In a small cemetery of a parish churchyard in Olney, England, stands a granite tombstone with this inscription: “John Newton, clerk [pastor], once an infidel and Libertine, a servant of slavers in Africa, was, by the rich mercy of our Lord and Savior Jesus Christ, preserved, restored, pardoned, and appointed to preach the Faith he had long labored to destroy.”
You may not remember his name, but all of us know the song he wrote as a testimony of his life: “Amazing Grace.”
(Robert Renberg Jr, Grace Bible Church, Michigan)
More About John Newton

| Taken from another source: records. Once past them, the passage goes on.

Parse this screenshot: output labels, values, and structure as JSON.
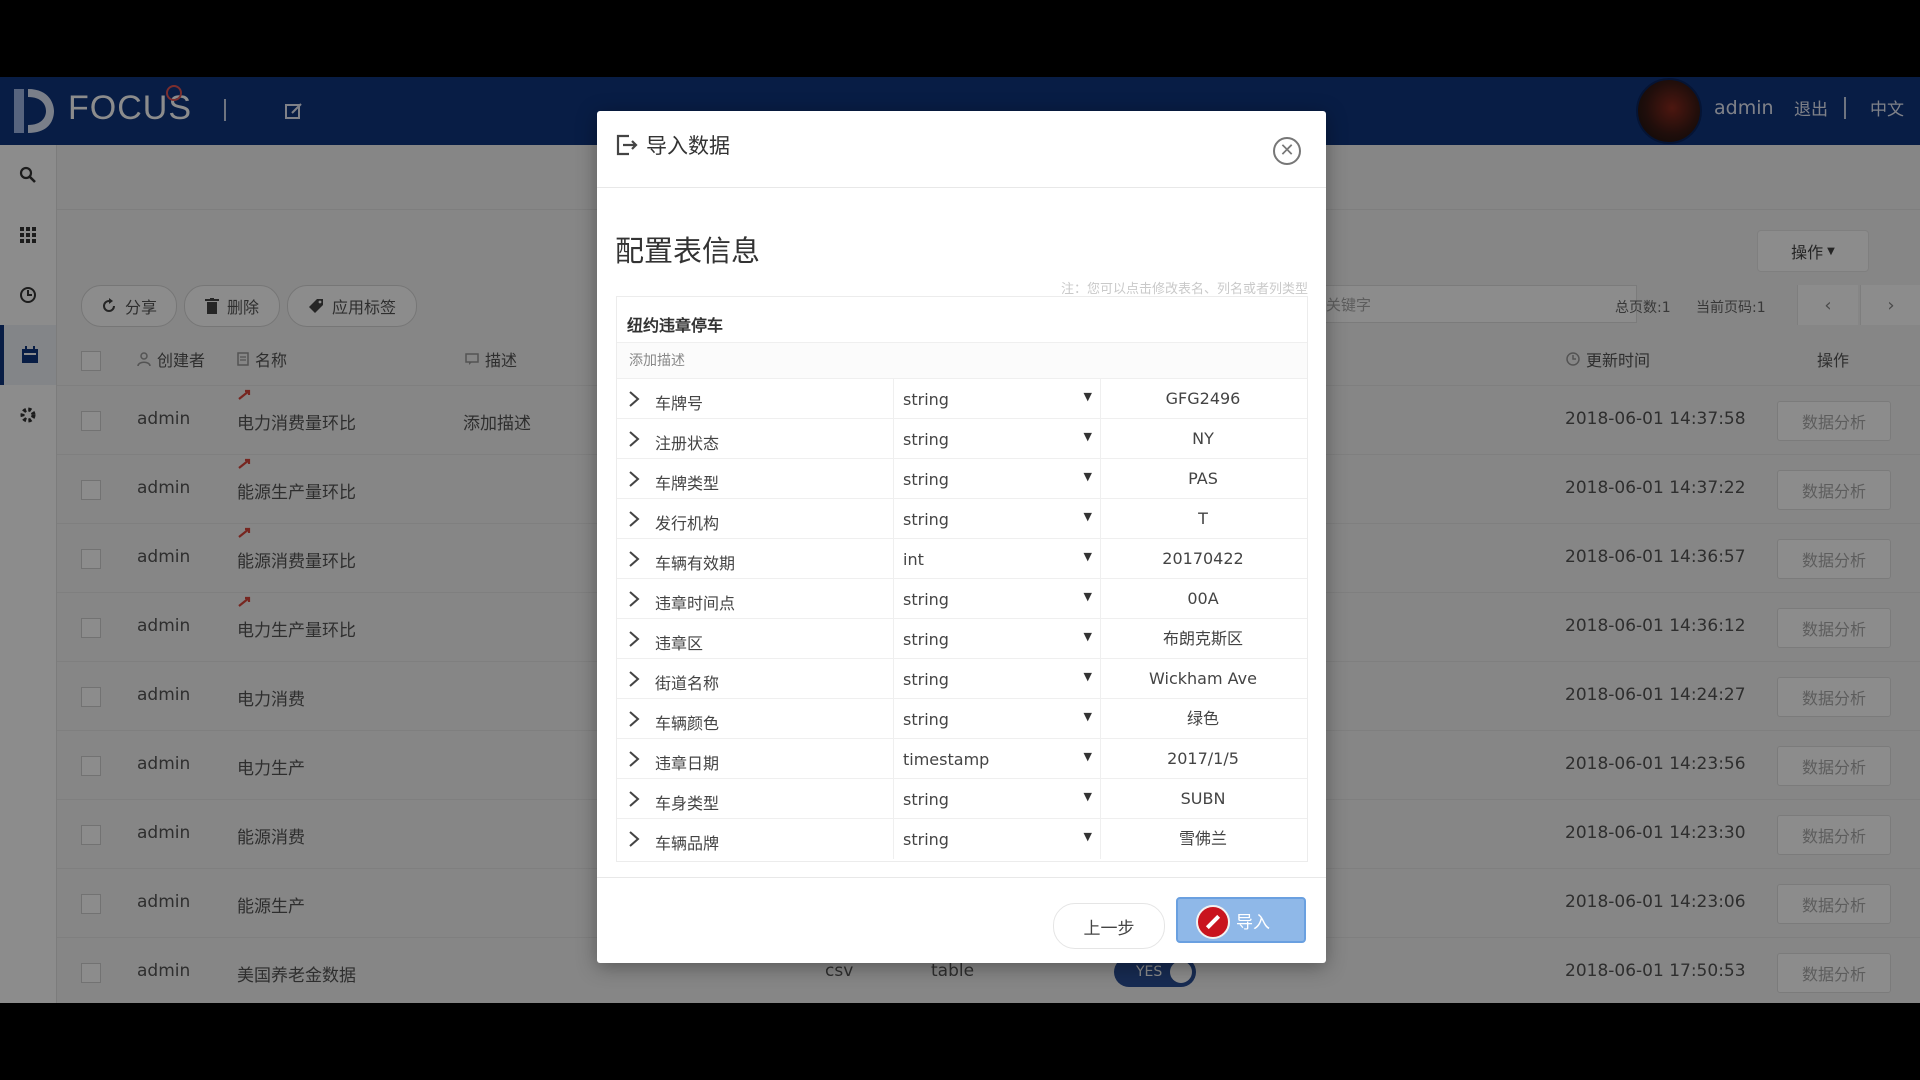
{
  "header": {
    "brand": "FOCUS",
    "user": "admin",
    "logout": "退出",
    "language": "中文"
  },
  "toolbar": {
    "share": "分享",
    "delete": "删除",
    "apply_tag": "应用标签",
    "operations": "操作",
    "search_placeholder": "关键字",
    "total_pages": "总页数:1",
    "current_page": "当前页码:1"
  },
  "table": {
    "headers": {
      "creator": "创建者",
      "name": "名称",
      "description": "描述",
      "updated_time": "更新时间",
      "actions": "操作"
    },
    "rows": [
      {
        "creator": "admin",
        "name": "电力消费量环比",
        "desc": "添加描述",
        "time": "2018-06-01 14:37:58",
        "action": "数据分析"
      },
      {
        "creator": "admin",
        "name": "能源生产量环比",
        "desc": "",
        "time": "2018-06-01 14:37:22",
        "action": "数据分析"
      },
      {
        "creator": "admin",
        "name": "能源消费量环比",
        "desc": "",
        "time": "2018-06-01 14:36:57",
        "action": "数据分析"
      },
      {
        "creator": "admin",
        "name": "电力生产量环比",
        "desc": "",
        "time": "2018-06-01 14:36:12",
        "action": "数据分析"
      },
      {
        "creator": "admin",
        "name": "电力消费",
        "desc": "",
        "time": "2018-06-01 14:24:27",
        "action": "数据分析"
      },
      {
        "creator": "admin",
        "name": "电力生产",
        "desc": "",
        "time": "2018-06-01 14:23:56",
        "action": "数据分析"
      },
      {
        "creator": "admin",
        "name": "能源消费",
        "desc": "",
        "time": "2018-06-01 14:23:30",
        "action": "数据分析"
      },
      {
        "creator": "admin",
        "name": "能源生产",
        "desc": "",
        "time": "2018-06-01 14:23:06",
        "action": "数据分析"
      },
      {
        "creator": "admin",
        "name": "美国养老金数据",
        "desc": "",
        "time": "2018-06-01 17:50:53",
        "action": "数据分析",
        "format": "csv",
        "type": "table",
        "toggle": "YES"
      }
    ]
  },
  "modal": {
    "title": "导入数据",
    "section_title": "配置表信息",
    "note": "注：您可以点击修改表名、列名或者列类型",
    "table_name": "纽约违章停车",
    "add_description": "添加描述",
    "fields": [
      {
        "name": "车牌号",
        "type": "string",
        "sample": "GFG2496"
      },
      {
        "name": "注册状态",
        "type": "string",
        "sample": "NY"
      },
      {
        "name": "车牌类型",
        "type": "string",
        "sample": "PAS"
      },
      {
        "name": "发行机构",
        "type": "string",
        "sample": "T"
      },
      {
        "name": "车辆有效期",
        "type": "int",
        "sample": "20170422"
      },
      {
        "name": "违章时间点",
        "type": "string",
        "sample": "00A"
      },
      {
        "name": "违章区",
        "type": "string",
        "sample": "布朗克斯区"
      },
      {
        "name": "街道名称",
        "type": "string",
        "sample": "Wickham Ave"
      },
      {
        "name": "车辆颜色",
        "type": "string",
        "sample": "绿色"
      },
      {
        "name": "违章日期",
        "type": "timestamp",
        "sample": "2017/1/5"
      },
      {
        "name": "车身类型",
        "type": "string",
        "sample": "SUBN"
      },
      {
        "name": "车辆品牌",
        "type": "string",
        "sample": "雪佛兰"
      }
    ],
    "btn_prev": "上一步",
    "btn_import": "导入"
  },
  "colors": {
    "header_bg": "#10357f",
    "import_button": "#8fb8e8",
    "toggle": "#2a4f96"
  }
}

John Newton (1725-1807) was a former English navy midshipman who deserted and eventually became a servant to a slave-trader. Rescued from servanthood, he was converted to Christianity in 1748 at the age of 23. For the next six years, Newton commanded a slave ship. An avid reader, he educated himself by reading the Bible and other classic literature. Due to ill health, he abandoned the sea and took a job in Liverpool for nine years, during which time he interacted with George Whitefield and John Wesley. He was ordained to the curacy of Olney in 1764.
While pastoring in Olney, Newton published hymns, of which his most well-known would become the timeless classic, Amazing Grace.
During this time he came to deeply regret his his former involvement in the slave trade, and joined forces with William Wilberforce in the campaign for abolition, writing an abolitionist tract in 1787. Although originally buried in London, work on the subway system threatened his grave, which was subsequently moved to St. Peter & St. Paul Parish in Olney. The 2006 movie Amazing Grace portrays the story of Wilberforce and Newton in their opposition to slavery.